|Author||Rennie, Richard Charles|
|Publisher||Memorial University of Newfoundland; St. John's, NL|
In 1933, an American entrepreneur offered the people of St. Lawrence, a small town on the south coast of Newfoundland, the prospect of escaping rampant unemployment and meager public relief by starting a mine to extract the area's vast deposits of fluorspar, which is used in the manufacture of steel, aluminum, and various chemical products. Coming in the context of the Great Depression and the collapse of the fishing industry, the mining industry was eagerly embraced by residents of St. Lawrence and surrounding communities. Several mines were subsequently established, by both the original American company, the St. Lawrence Corporation of Newfoundland, and later by the Aluminum Company of Canada (Alcan). The fragile prosperity that accompanied the industry from the 1930s until closure of the last Alcan mine in 1978, however, exacted a heavy price. Many St. Lawrence workers lost their lives to industrial diseases caused by dust and radiation in the mines. -- This thesis explores the history of industry, labour, and health and safety at the St. Lawrence mines.

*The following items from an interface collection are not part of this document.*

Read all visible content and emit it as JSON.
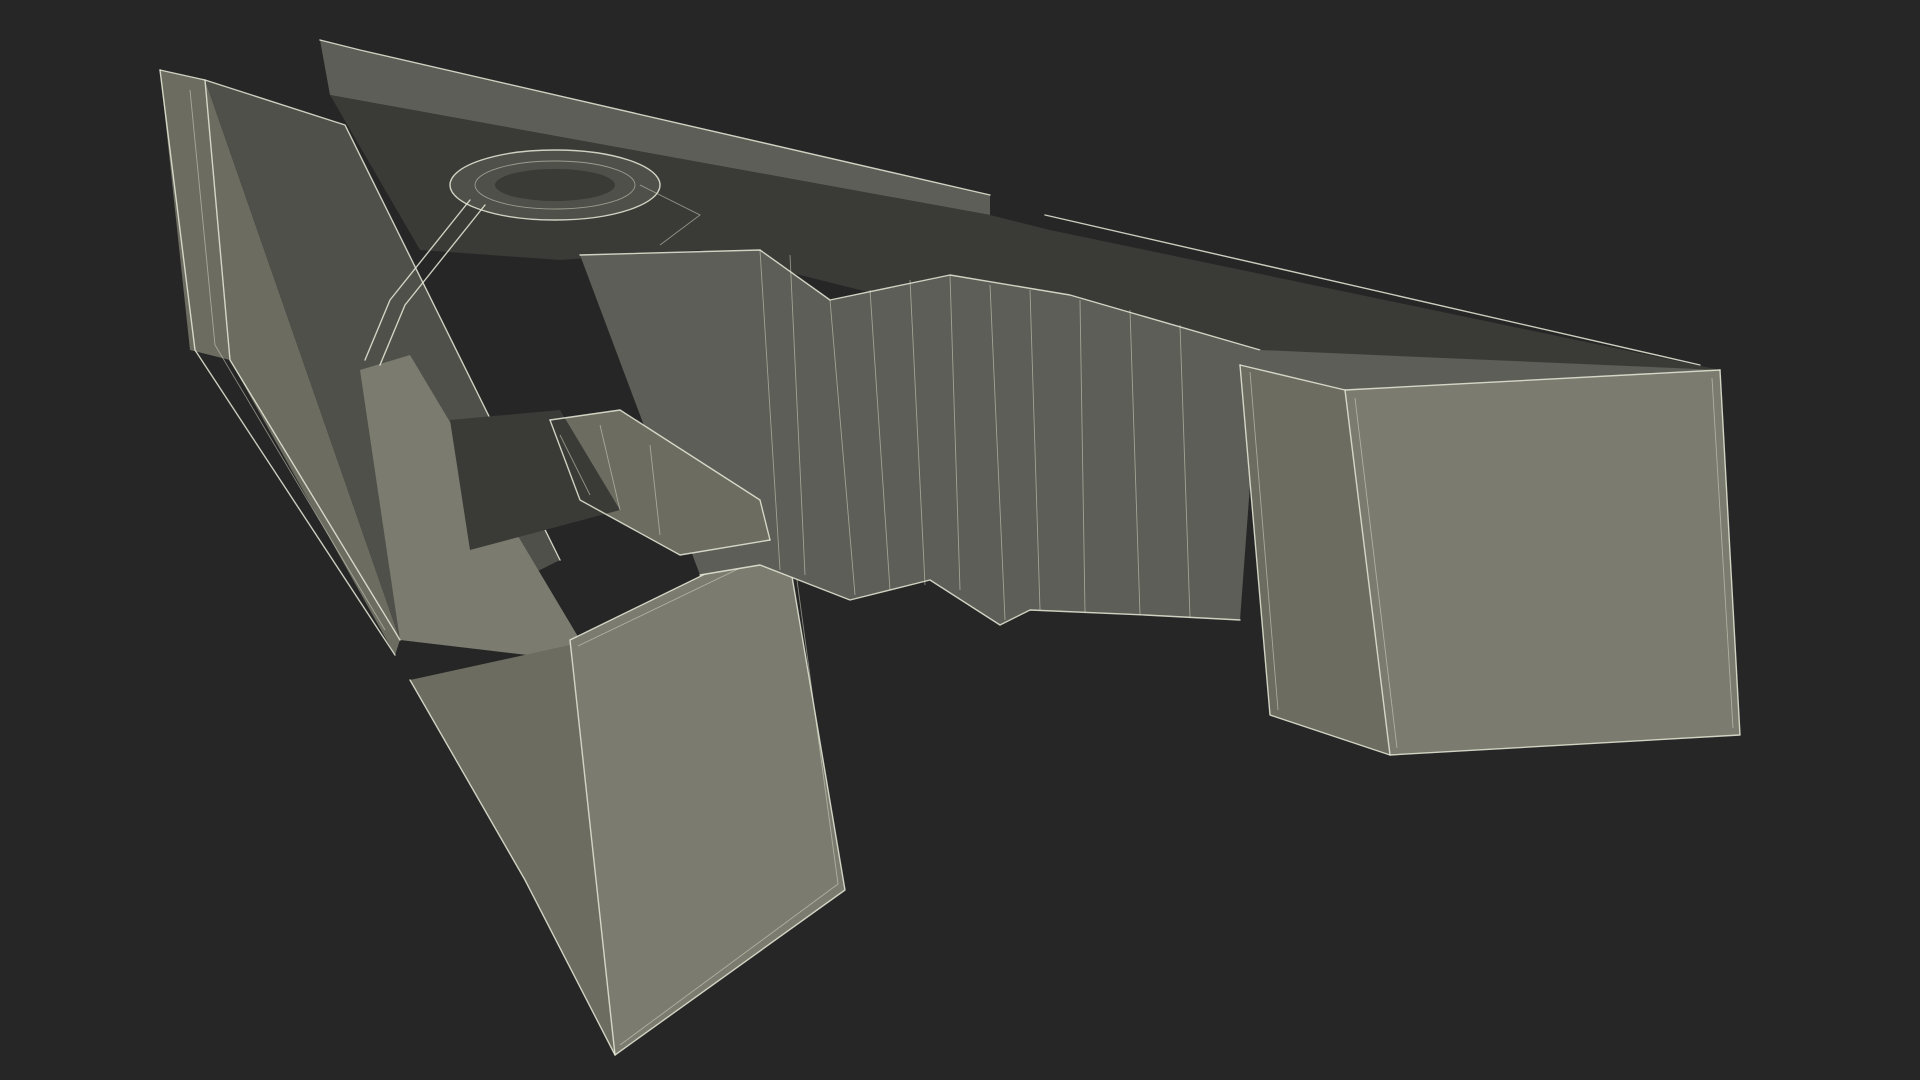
{
  "scene": {
    "background_color": "#262626",
    "model_color": "#7b7b6f",
    "wireframe_color": "#e8ead8",
    "subject": "clothespin-wireframe-model"
  }
}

This study focuses on the struggle by workers and their union for recognition of workplace hazards, improved working conditions, and adequate compensation for industrial disease victims and their families. The thesis argues that, rather than being passive victims of an unavoidable tragedy, workers at St. Lawrence were aware of the adverse health impacts of their work from the very early years of mining, and fought constantly over several decades to have their concerns addressed. Furthermore, the thesis argues that the disaster which ultimately unfolded at St. Lawrence was primarily the result of industry and government authorities ignoring or downplaying legitimate concerns and thereby shirking their moral and legal responsibilities.